Museum-, LGBTQ-, and toilet-matters

The question of what does it mean for a museum to be a welcoming space for everyone is pretty wide and can be answered in many ways. In the past years, however, institutions are being challenged to rethink one of the most basic uses of public space – public restrooms. Everybody recognises these two anonymous figures who greet you multiple times a day at the bathroom door.


Black on white, clearly visible, man and woman – former in trousers, latter in a dress. Their purpose? – To mark gender-specific rooms, to divide, and also to marginalise. Those signs ask the audience to conform to one binary or another.

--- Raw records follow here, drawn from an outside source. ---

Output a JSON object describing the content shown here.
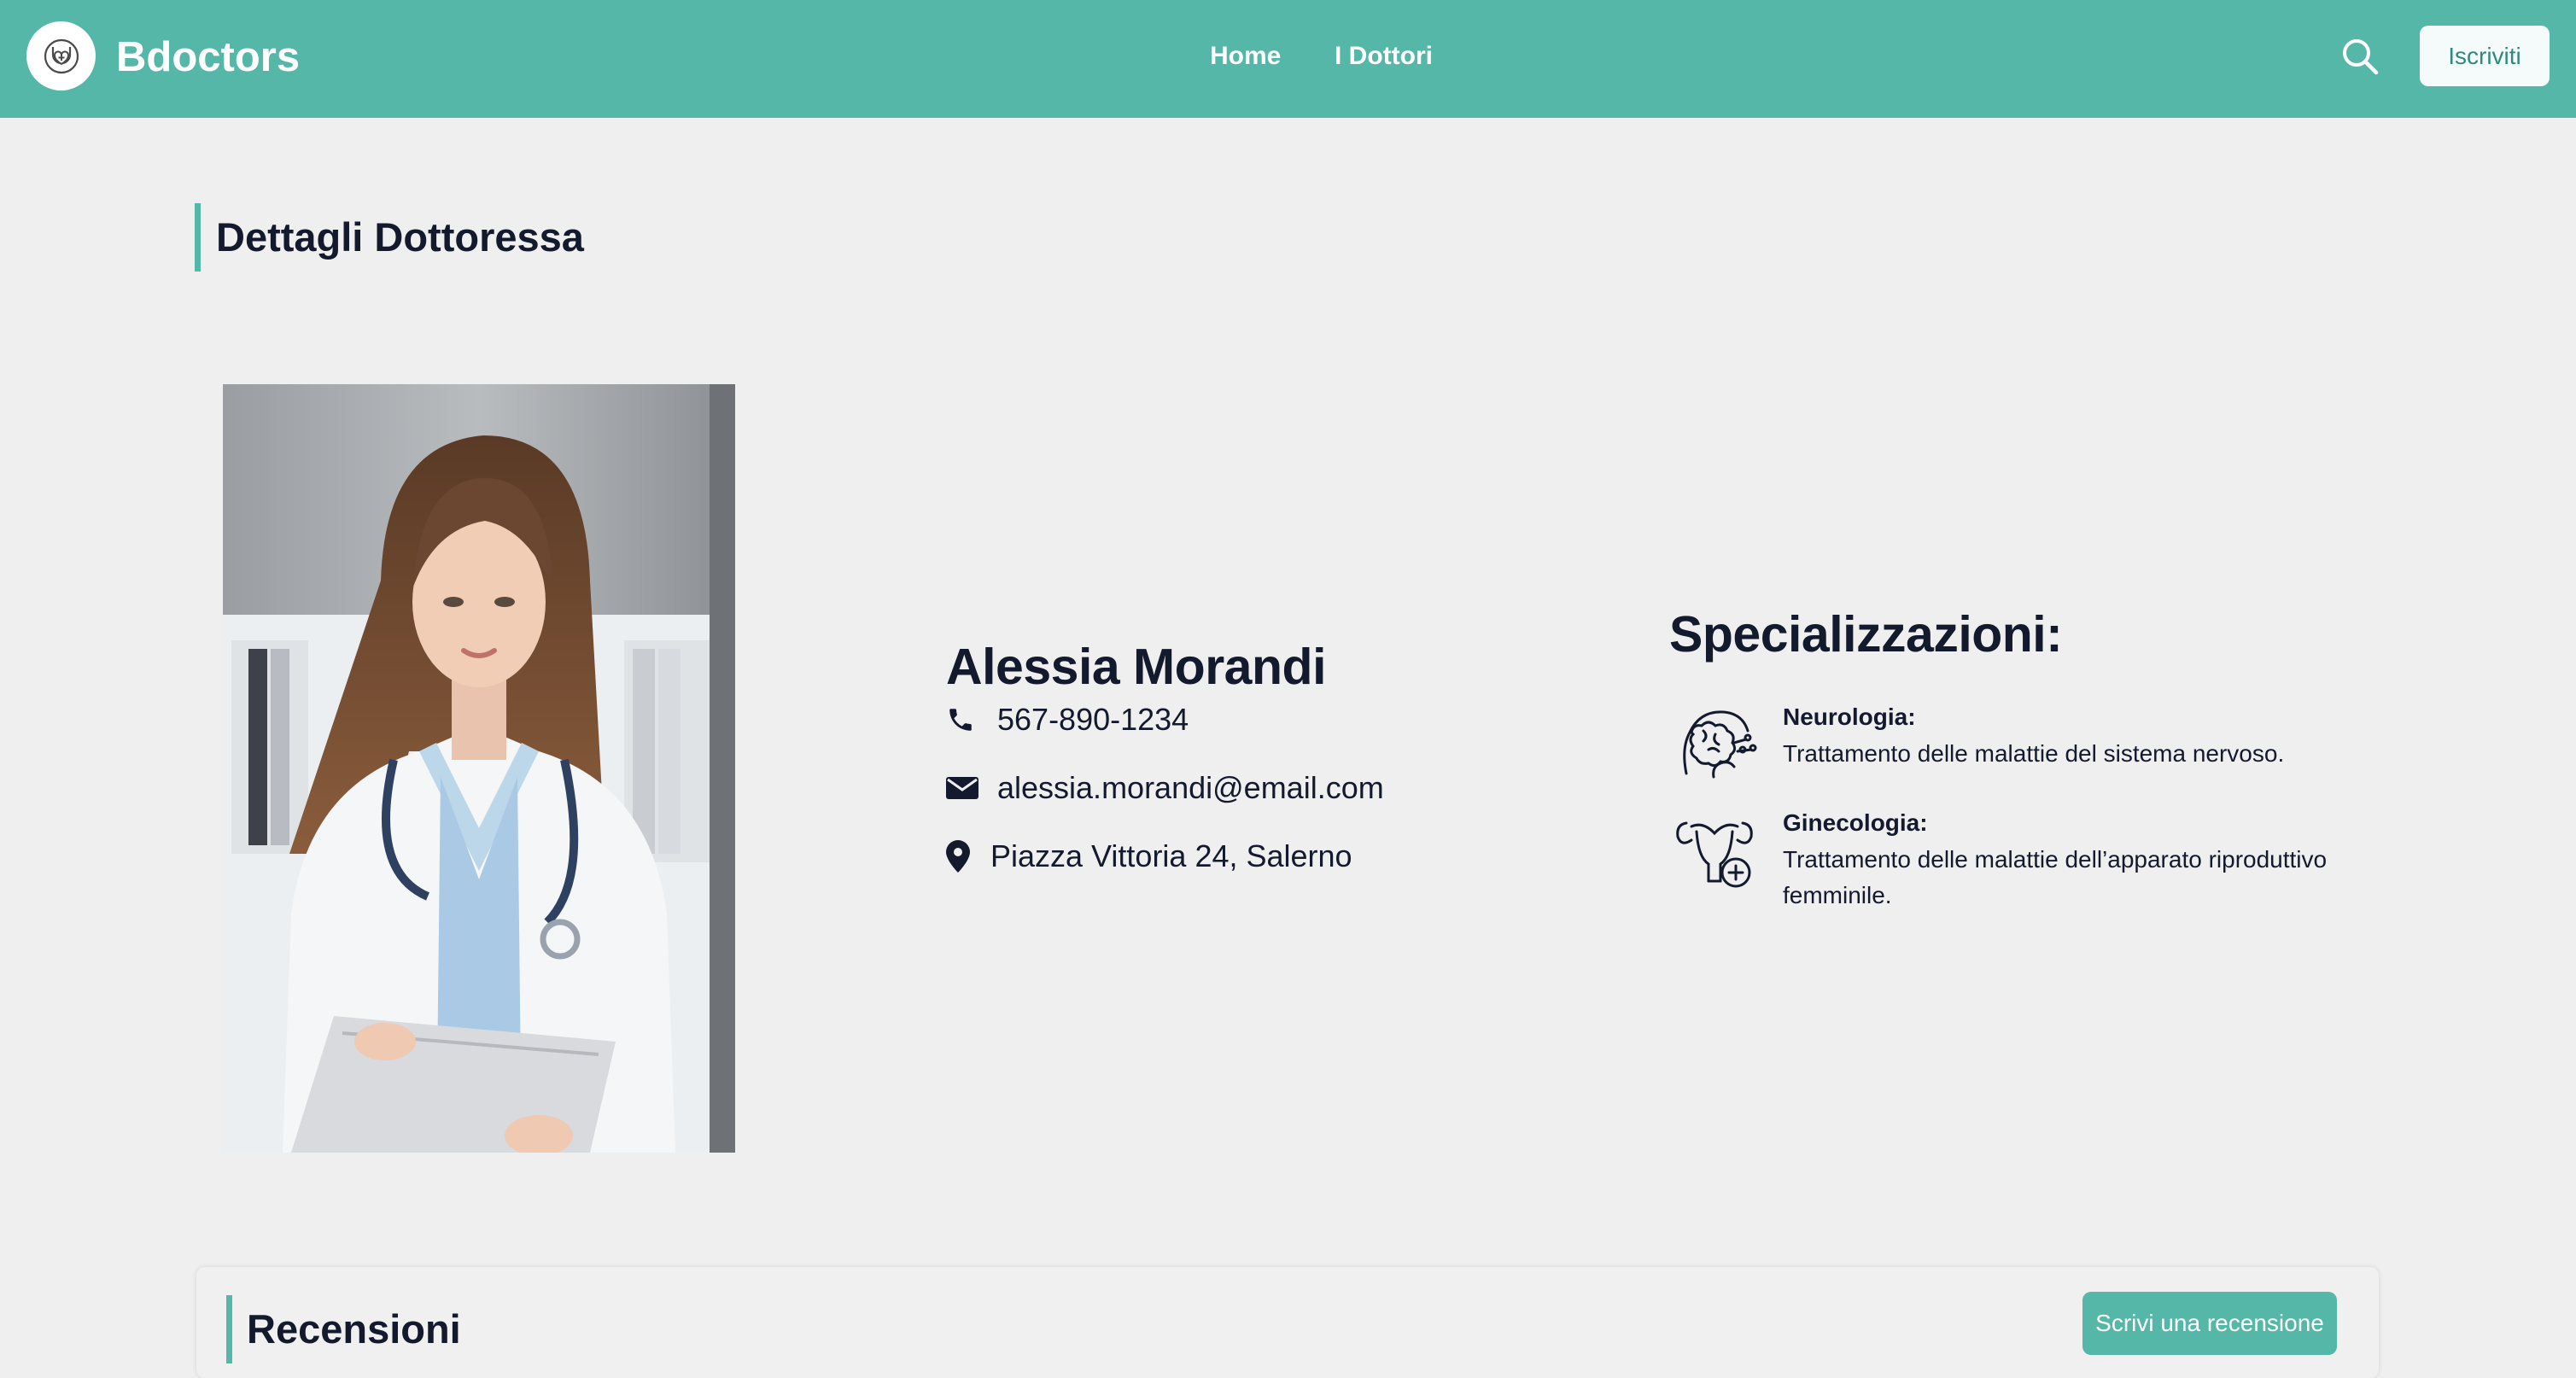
{
  "navbar": {
    "brand": "Bdoctors",
    "links": [
      "Home",
      "I Dottori"
    ],
    "signup_label": "Iscriviti",
    "accent_color": "#55b7a8"
  },
  "page": {
    "title": "Dettagli Dottoressa"
  },
  "doctor": {
    "name": "Alessia Morandi",
    "phone": "567-890-1234",
    "email": "alessia.morandi@email.com",
    "address": "Piazza Vittoria 24, Salerno"
  },
  "specializations": {
    "heading": "Specializzazioni:",
    "items": [
      {
        "name": "Neurologia:",
        "description": "Trattamento delle malattie del sistema nervoso.",
        "icon": "brain-icon"
      },
      {
        "name": "Ginecologia:",
        "description": "Trattamento delle malattie dell’apparato riproduttivo femminile.",
        "icon": "uterus-icon"
      }
    ]
  },
  "reviews": {
    "title": "Recensioni",
    "write_button": "Scrivi una recensione"
  }
}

This topic might ring a bell, as there have been many debates in the last years on how to deal with this topic in public spaces. When reading Sandell’s article “Coming out”, I presumed that this has to be a big issue in the museum’s world too. Sandell’s article treats the topic of LGBTQ within museums, their collections, their exhibitions and how they present the topic, or do not. She aims to explore how decisions come to be made regarding whether LGBTQ lives should be disclosed and discussed in museums and to understand the factors that influence such decisions. Sandell presents many examples of how museums treat these topics. One big point was that it is fairly difficult for institutions to make direct reference to an artist’s sexuality; it is argued that it might appear “unnecessary”, “reductive”, or “narrowing down”. It is even questioned if it might be “counter-productive” for the museum to stress their sexual orientation too much. Sandell argues that not mentioning the issue is not an option because “museums are trusted public institutions that shape ways of seeing.” (S.84 of article) The argument is that without acknowledging it, the museum would encourage prejudices and discrimination experienced by LGTBQ beyond the walls of the institution. Turning a blind eye to the LGTBQ debates in daily lives would therefore be a statement itself. Sandell points out that museums do help to “create conditions in which people can exercise equal rights”, but they have to act accordingly.

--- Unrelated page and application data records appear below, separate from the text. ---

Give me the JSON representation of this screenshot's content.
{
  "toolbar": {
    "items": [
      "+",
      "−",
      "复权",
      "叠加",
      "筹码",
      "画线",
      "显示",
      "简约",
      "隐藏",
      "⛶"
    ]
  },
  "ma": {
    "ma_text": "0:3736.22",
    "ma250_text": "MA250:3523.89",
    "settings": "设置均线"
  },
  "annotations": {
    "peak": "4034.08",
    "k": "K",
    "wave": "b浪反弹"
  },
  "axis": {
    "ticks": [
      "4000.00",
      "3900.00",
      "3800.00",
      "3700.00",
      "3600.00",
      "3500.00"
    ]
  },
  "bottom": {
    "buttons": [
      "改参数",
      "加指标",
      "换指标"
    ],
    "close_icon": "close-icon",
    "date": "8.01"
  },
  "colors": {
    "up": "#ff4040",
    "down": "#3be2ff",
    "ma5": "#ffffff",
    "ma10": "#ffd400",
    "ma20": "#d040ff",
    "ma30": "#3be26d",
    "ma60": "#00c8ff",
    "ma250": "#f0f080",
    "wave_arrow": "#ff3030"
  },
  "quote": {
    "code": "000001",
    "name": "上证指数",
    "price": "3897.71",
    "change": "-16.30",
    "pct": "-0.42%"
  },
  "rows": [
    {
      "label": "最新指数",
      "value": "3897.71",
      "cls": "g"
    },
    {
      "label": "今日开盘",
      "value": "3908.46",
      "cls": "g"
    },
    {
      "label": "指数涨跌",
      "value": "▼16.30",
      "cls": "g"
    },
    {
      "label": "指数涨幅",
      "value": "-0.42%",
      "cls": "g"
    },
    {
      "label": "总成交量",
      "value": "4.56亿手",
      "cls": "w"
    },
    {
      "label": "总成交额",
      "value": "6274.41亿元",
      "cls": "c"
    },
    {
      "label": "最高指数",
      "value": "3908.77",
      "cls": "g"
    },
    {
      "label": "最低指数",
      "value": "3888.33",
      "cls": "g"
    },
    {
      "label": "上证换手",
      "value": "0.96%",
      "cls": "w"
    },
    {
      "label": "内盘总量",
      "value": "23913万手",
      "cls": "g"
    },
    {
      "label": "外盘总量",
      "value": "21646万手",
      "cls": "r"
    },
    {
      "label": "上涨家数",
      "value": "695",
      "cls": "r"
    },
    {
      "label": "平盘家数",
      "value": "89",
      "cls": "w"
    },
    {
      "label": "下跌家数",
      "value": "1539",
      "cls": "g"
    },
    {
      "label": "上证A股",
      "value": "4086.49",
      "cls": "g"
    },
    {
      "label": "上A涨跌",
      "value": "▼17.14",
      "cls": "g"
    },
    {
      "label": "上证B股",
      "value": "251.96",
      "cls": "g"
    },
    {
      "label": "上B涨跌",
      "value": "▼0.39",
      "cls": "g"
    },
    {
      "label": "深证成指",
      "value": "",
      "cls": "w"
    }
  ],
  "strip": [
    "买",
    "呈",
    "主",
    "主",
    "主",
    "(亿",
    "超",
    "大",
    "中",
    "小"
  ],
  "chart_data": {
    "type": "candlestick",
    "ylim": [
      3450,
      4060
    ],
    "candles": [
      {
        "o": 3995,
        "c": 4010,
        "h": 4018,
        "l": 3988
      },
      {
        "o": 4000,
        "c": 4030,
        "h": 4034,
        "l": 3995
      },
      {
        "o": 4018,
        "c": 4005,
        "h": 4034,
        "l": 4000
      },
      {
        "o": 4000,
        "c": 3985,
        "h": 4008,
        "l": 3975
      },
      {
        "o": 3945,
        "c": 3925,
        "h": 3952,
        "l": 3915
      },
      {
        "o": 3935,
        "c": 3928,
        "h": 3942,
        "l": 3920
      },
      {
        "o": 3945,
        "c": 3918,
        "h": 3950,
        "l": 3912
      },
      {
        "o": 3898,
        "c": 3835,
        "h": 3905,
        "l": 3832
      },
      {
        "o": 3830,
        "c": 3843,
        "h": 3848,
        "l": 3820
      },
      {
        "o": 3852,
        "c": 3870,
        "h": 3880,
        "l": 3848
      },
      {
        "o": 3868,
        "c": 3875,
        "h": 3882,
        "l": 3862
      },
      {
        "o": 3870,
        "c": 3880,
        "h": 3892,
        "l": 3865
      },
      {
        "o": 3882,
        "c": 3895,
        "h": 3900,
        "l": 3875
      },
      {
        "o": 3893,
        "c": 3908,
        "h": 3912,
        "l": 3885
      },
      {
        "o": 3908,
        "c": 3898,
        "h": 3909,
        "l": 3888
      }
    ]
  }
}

Homophobia is still a great problem and I agree that museums can take action to fight against it. Museums have an impact on how we see things, hence they have to find a way to present their position as an institution in the field of LGBTQ to the public – maybe in their infrastructure first before even starting to rethink their collection or their display.

So coming back to the toilet-problem, what can a museum do to broaden their horizons in this matter and to send out a clear message to the audience? I found a few museums taking positions on the toilet-issue (among others Walker Art Center, V&A Museum, Whitney Museum NY) and they all came up with the same solution: to provide “all-gender restrooms” in addition to the “normal” restrooms. What is the idea? They are rethinking single-sex restrooms and recasting the traditional men’s/women’s room, so that nobody is forced to make a decision, or worse, is forced to find a refugee toilet (An app, that aims to provide safe restroom access for transgender, intersex, and gender nonconforming individuals). The goal is to be more inclusive for staff, artists and audiences, to make a difference in terms of feeling safe and welcome in a space and thereby guaranteeing more diversity within the institution. The new symbol is either a toilet (which describes the purpose of the room far better than two figures), a mixture of the two figures combined, or a written description of what kind of toilet it is.


An important point for me was that all of the museums’ solutions talk about an extra facility in addition to existing toilets. Here the question arises if that is not another case of an attempt to include “the Other”? The message I am receiving here is that there is a “normal” and an “ab-normal”.  Rather than seeking to insert LGBTQ experiences into existing interpretative frames, wouldn’t it be easier to unsettle the norms and turn all of the restrooms into restrooms for everybody?



Christina Panholzer